### YOUR INSTRUCTIONS
The result should be a full, exact repeat of the entries, free of pictures.

□ □ □ □ □

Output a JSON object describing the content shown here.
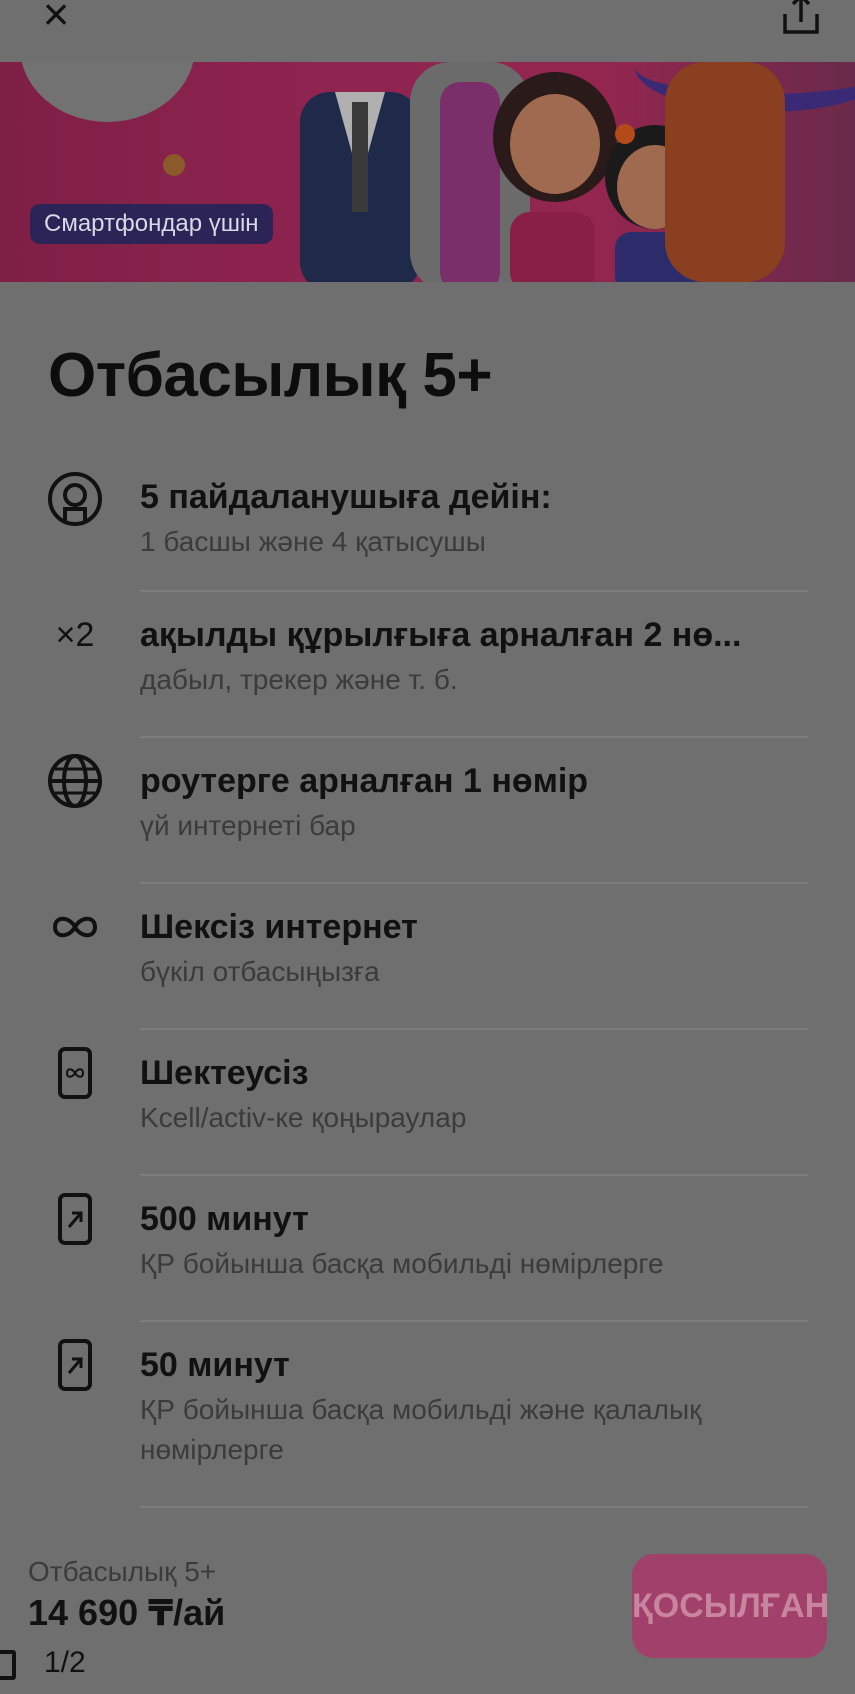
{
  "header": {
    "close_icon": "close-icon",
    "share_icon": "share-icon"
  },
  "hero": {
    "badge": "Смартфондар үшін"
  },
  "plan": {
    "title": "Отбасылық 5+"
  },
  "features": [
    {
      "icon": "user-circle-icon",
      "title": "5 пайдаланушыға дейін:",
      "subtitle": "1 басшы және 4 қатысушы"
    },
    {
      "icon": "x2-multiplier",
      "icon_text": "×2",
      "title": "ақылды құрылғыға арналған 2 нө...",
      "subtitle": "дабыл, трекер және т. б."
    },
    {
      "icon": "globe-icon",
      "title": "роутерге арналған 1 нөмір",
      "subtitle": "үй интернеті бар"
    },
    {
      "icon": "infinity-icon",
      "title": "Шексіз интернет",
      "subtitle": "бүкіл отбасыңызға"
    },
    {
      "icon": "phone-infinity-icon",
      "title": "Шектеусіз",
      "subtitle": "Kcell/activ-ке қоңыраулар"
    },
    {
      "icon": "phone-outgoing-icon",
      "title": "500 минут",
      "subtitle": "ҚР бойынша басқа мобильді нөмірлерге"
    },
    {
      "icon": "phone-outgoing-icon",
      "title": "50 минут",
      "subtitle": "ҚР бойынша басқа мобильді және қалалық нөмірлерге"
    }
  ],
  "footer": {
    "plan_name": "Отбасылық 5+",
    "price": "14 690 ₸/ай",
    "connect_label": "ҚОСЫЛҒАН"
  },
  "pager": {
    "text": "1/2"
  }
}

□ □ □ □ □

### WRITTEN SOLUTION
Output a JSON object describing the content shown here.
{
  "header": {
    "close_icon": "close-icon",
    "share_icon": "share-icon"
  },
  "hero": {
    "badge": "Смартфондар үшін"
  },
  "plan": {
    "title": "Отбасылық 5+"
  },
  "features": [
    {
      "icon": "user-circle-icon",
      "title": "5 пайдаланушыға дейін:",
      "subtitle": "1 басшы және 4 қатысушы"
    },
    {
      "icon": "x2-multiplier",
      "icon_text": "×2",
      "title": "ақылды құрылғыға арналған 2 нө...",
      "subtitle": "дабыл, трекер және т. б."
    },
    {
      "icon": "globe-icon",
      "title": "роутерге арналған 1 нөмір",
      "subtitle": "үй интернеті бар"
    },
    {
      "icon": "infinity-icon",
      "title": "Шексіз интернет",
      "subtitle": "бүкіл отбасыңызға"
    },
    {
      "icon": "phone-infinity-icon",
      "title": "Шектеусіз",
      "subtitle": "Kcell/activ-ке қоңыраулар"
    },
    {
      "icon": "phone-outgoing-icon",
      "title": "500 минут",
      "subtitle": "ҚР бойынша басқа мобильді нөмірлерге"
    },
    {
      "icon": "phone-outgoing-icon",
      "title": "50 минут",
      "subtitle": "ҚР бойынша басқа мобильді және қалалық нөмірлерге"
    }
  ],
  "footer": {
    "plan_name": "Отбасылық 5+",
    "price": "14 690 ₸/ай",
    "connect_label": "ҚОСЫЛҒАН"
  },
  "pager": {
    "text": "1/2"
  }
}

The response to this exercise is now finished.